Cycloid Ramp

cycloid ramp1

cycloid ramp2

  • The amount of time required for a rolling ball to reach the bottom of a cycloid ramp is, surprisingly, height independent. Test this out by releasing two balls, simultaneously, from two different heights along the ramp (bottom picture). Balls always collide at the lowest point where the two ramps meet. Place the metal tube on the ramp, at lowest point, to allow students to hear the simultaneous clang made when balls reach bottom.
  • The  Brachistochrone problem can be discussed by showing that a ball travels more slowly down an un-curved ramp than it does down a cycloidal one.
  • Numbers along curve indicate height from bottom.
  • Located in L02, section B2.

Energy in Capacitor


Energy in Capacitor demo photo

  • Purpose: Compare the energy stored in a capacitor to the
    potential energy of an object raised vertically by the electrical discharge
    of the capacitor; measure the efficiency of a motor.
  • Located in L01, section B1.


Faraday Cage


Faraday Cage demo picture

  • Use the cage in conjunction with Van de Graaff to demonstrate
    electrostatic shielding.
  • Place a hand-held radio inside the cage to demonstrate electromagnetic
    shielding (radio in cage should pick-up no signal).
  • Located in L01, section A2.

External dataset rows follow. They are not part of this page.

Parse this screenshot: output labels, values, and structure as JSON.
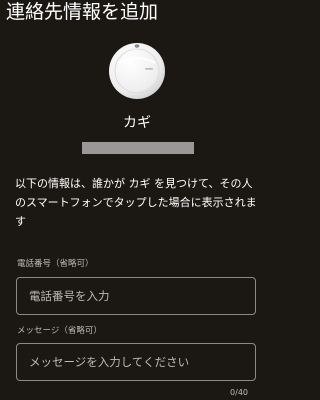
{
  "header": {
    "title": "連絡先情報を追加"
  },
  "device": {
    "name": "カギ",
    "image_icon": "tracker-tag-icon"
  },
  "info": {
    "text": "以下の情報は、誰かが カギ を見つけて、その人のスマートフォンでタップした場合に表示されます"
  },
  "phone_field": {
    "label": "電話番号（省略可）",
    "placeholder": "電話番号を入力",
    "value": ""
  },
  "message_field": {
    "label": "メッセージ（省略可）",
    "placeholder": "メッセージを入力してください",
    "value": "",
    "counter": "0/40"
  },
  "colors": {
    "background": "#1b1814",
    "text": "#ffffff",
    "secondary_text": "#bdbab6",
    "field_border": "#8d8984",
    "redacted": "#9a9896"
  }
}
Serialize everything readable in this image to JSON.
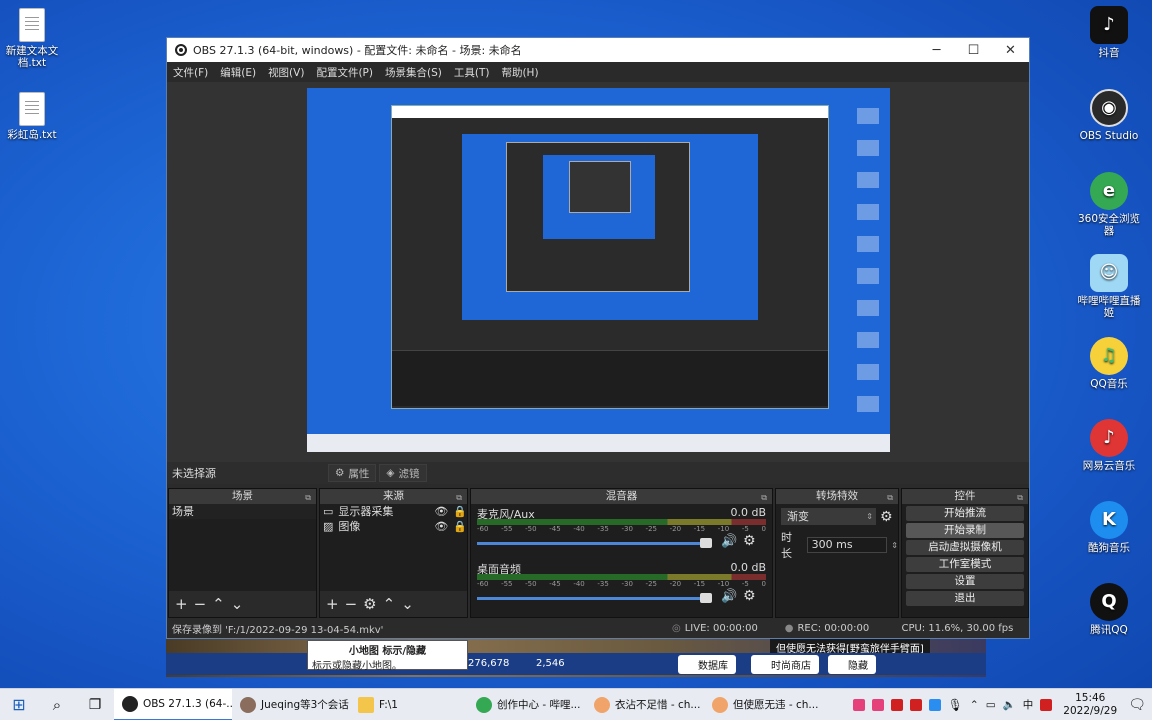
{
  "desktop": {
    "left_icons": [
      {
        "label": "新建文本文档.txt"
      },
      {
        "label": "彩虹岛.txt"
      }
    ],
    "right_icons": [
      {
        "label": "抖音",
        "color": "#111111"
      },
      {
        "label": "OBS Studio",
        "color": "#2a2a2a"
      },
      {
        "label": "360安全浏览器",
        "color": "#34a853"
      },
      {
        "label": "哔哩哔哩直播姬",
        "color": "#66c1ef"
      },
      {
        "label": "QQ音乐",
        "color": "#31c27c"
      },
      {
        "label": "网易云音乐",
        "color": "#e03535"
      },
      {
        "label": "酷狗音乐",
        "color": "#1d8ef0"
      },
      {
        "label": "腾讯QQ",
        "color": "#111111"
      }
    ]
  },
  "window": {
    "title": "OBS 27.1.3 (64-bit, windows) - 配置文件: 未命名 - 场景: 未命名",
    "menu": [
      "文件(F)",
      "编辑(E)",
      "视图(V)",
      "配置文件(P)",
      "场景集合(S)",
      "工具(T)",
      "帮助(H)"
    ]
  },
  "source_bar": {
    "no_selection": "未选择源",
    "properties": "属性",
    "filters": "滤镜"
  },
  "docks": {
    "scenes": {
      "title": "场景",
      "items": [
        "场景"
      ]
    },
    "sources": {
      "title": "来源",
      "items": [
        "显示器采集",
        "图像"
      ]
    },
    "mixer": {
      "title": "混音器",
      "channels": [
        {
          "name": "麦克风/Aux",
          "db": "0.0 dB"
        },
        {
          "name": "桌面音频",
          "db": "0.0 dB"
        }
      ],
      "ticks": [
        "-60",
        "-55",
        "-50",
        "-45",
        "-40",
        "-35",
        "-30",
        "-25",
        "-20",
        "-15",
        "-10",
        "-5",
        "0"
      ]
    },
    "transitions": {
      "title": "转场特效",
      "type": "渐变",
      "duration_label": "时长",
      "duration": "300 ms"
    },
    "controls": {
      "title": "控件",
      "buttons": [
        "开始推流",
        "开始录制",
        "启动虚拟摄像机",
        "工作室模式",
        "设置",
        "退出"
      ]
    }
  },
  "status": {
    "saved": "保存录像到 'F:/1/2022-09-29 13-04-54.mkv'",
    "live": "LIVE: 00:00:00",
    "rec": "REC: 00:00:00",
    "cpu": "CPU: 11.6%, 30.00 fps"
  },
  "overlay": {
    "tooltip_title": "小地图 标示/隐藏",
    "tooltip_text": "标示或隐藏小地图。",
    "game_banner": "但使愿无法获得[野蛮旅伴手臂面]",
    "stat1": "276,678",
    "stat2": "2,546",
    "game_btns": [
      "数据库",
      "时尚商店",
      "隐藏"
    ]
  },
  "taskbar": {
    "items": [
      "OBS 27.1.3 (64-...",
      "Jueqing等3个会话",
      "F:\\1",
      "创作中心 - 哔哩...",
      "衣沾不足惜 - ch...",
      "但使愿无违 - ch..."
    ],
    "time": "15:46",
    "date": "2022/9/29",
    "ime": "中"
  }
}
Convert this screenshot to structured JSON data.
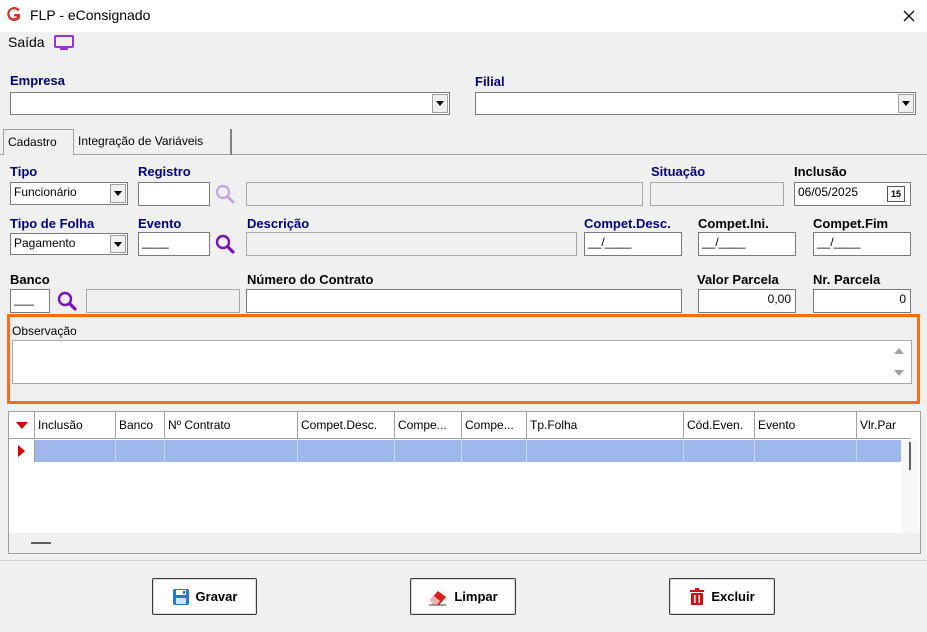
{
  "window": {
    "title": "FLP - eConsignado",
    "close_glyph": "✕"
  },
  "menu": {
    "saida": "Saída"
  },
  "header": {
    "empresa_label": "Empresa",
    "empresa_value": "",
    "filial_label": "Filial",
    "filial_value": ""
  },
  "tabs": [
    {
      "label": "Cadastro"
    },
    {
      "label": "Integração de Variáveis"
    }
  ],
  "form": {
    "tipo_label": "Tipo",
    "tipo_value": "Funcionário",
    "registro_label": "Registro",
    "registro_value": "",
    "registro_desc": "",
    "situacao_label": "Situação",
    "situacao_value": "",
    "inclusao_label": "Inclusão",
    "inclusao_value": "06/05/2025",
    "inclusao_btn": "15",
    "tipo_folha_label": "Tipo de Folha",
    "tipo_folha_value": "Pagamento",
    "evento_label": "Evento",
    "evento_value": "____",
    "descricao_label": "Descrição",
    "descricao_value": "",
    "compet_desc_label": "Compet.Desc.",
    "compet_desc_value": "__/____",
    "compet_ini_label": "Compet.Ini.",
    "compet_ini_value": "__/____",
    "compet_fim_label": "Compet.Fim",
    "compet_fim_value": "__/____",
    "banco_label": "Banco",
    "banco_value": "___",
    "banco_desc": "",
    "numero_contrato_label": "Número do Contrato",
    "numero_contrato_value": "",
    "valor_parcela_label": "Valor Parcela",
    "valor_parcela_value": "0,00",
    "nr_parcela_label": "Nr. Parcela",
    "nr_parcela_value": "0",
    "observacao_label": "Observação",
    "observacao_value": ""
  },
  "grid": {
    "columns": [
      "Inclusão",
      "Banco",
      "Nº Contrato",
      "Compet.Desc.",
      "Compe...",
      "Compe...",
      "Tp.Folha",
      "Cód.Even.",
      "Evento",
      "Vlr.Par"
    ]
  },
  "buttons": {
    "gravar": "Gravar",
    "limpar": "Limpar",
    "excluir": "Excluir"
  },
  "colors": {
    "label": "#000080",
    "highlight": "#ff6a13",
    "selected_row": "#9fb8ec",
    "icon_purple": "#9b30d9"
  }
}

Coulomb Apparatus


Coulomb Apparatus demo picture
Coulomb Apparatus demo picture 2

  • Demonstrate 1/r^2 dependence of Coulomb force.
  • For accurate measurements, potential difference between charged
    spheres should be maintained using high-voltage power supply.
  • For less-quantitative measurement, spheres can be charged
    with rod and fur. Charge on sphere can then be measured using proof plane,
    Faraday Ice Pail, and electrometer (right).


  • Coulomb Apparatus: L01, section A2.
  • Proof plane: L01, section A2, plastic bin.
  • Faraday Ice Pail: L01, A2.
  • Electrometer: L01, A1.


Van de Graaff Gen.


Van de Graaff Generator demo picture

  • Principle: Static electricity is cool.
  • Located in L01, section A2
  • Van de Graaf accessories are located beneath Van de Graaff
    generator in plastic containers.

Some ideas for experiments beyond the typical shock-myself-and-my-students:

  • Bend a paper clip into an L shape and tape it to the charged sphere to create
    an ion gun; point the paper clip at the palm of your hand to feel the “ion
    wind”. Point the paper clip at your shirt to charge your shirt up- after
    30 seconds shirt should begin sticking to your chest.
  • Place a cup of styrofoam peanuts, or a stack of styro or aluminum plates
    on top of the sphere, turn on generator and watch stuff fly.
  • Dim the room lights, touch one end of a fluorescent bulb to the charged
    sphere and the other end of the bulb to the small discharging sphere. Bulb
    will flicker.
  • Using a squirt gun shoot a stream of water past the charged sphere; water
    should ionize and stream will disperse.





Loop the Loop


Loop the Loop Demo Picture

  • Purpose: Use concepts of gravitational, rotational, and kinetic
    energy to calculate height at which ball must be released to just remain in
    contact with track as it loops the loop.
  • Located in L02, section B3. Balls located in L02, section



Coaster Track


Coaster Track Demo Picture
Coaster Track Demo Picture 2

  • Purpose: Nice for illustrating gravitational potential energy
  • Use ring stands and duct tape to set up.
  • Two different coaster tracks are on the shelf. One of them
    is more flexible and easier to use.
  • Located in L02, section B2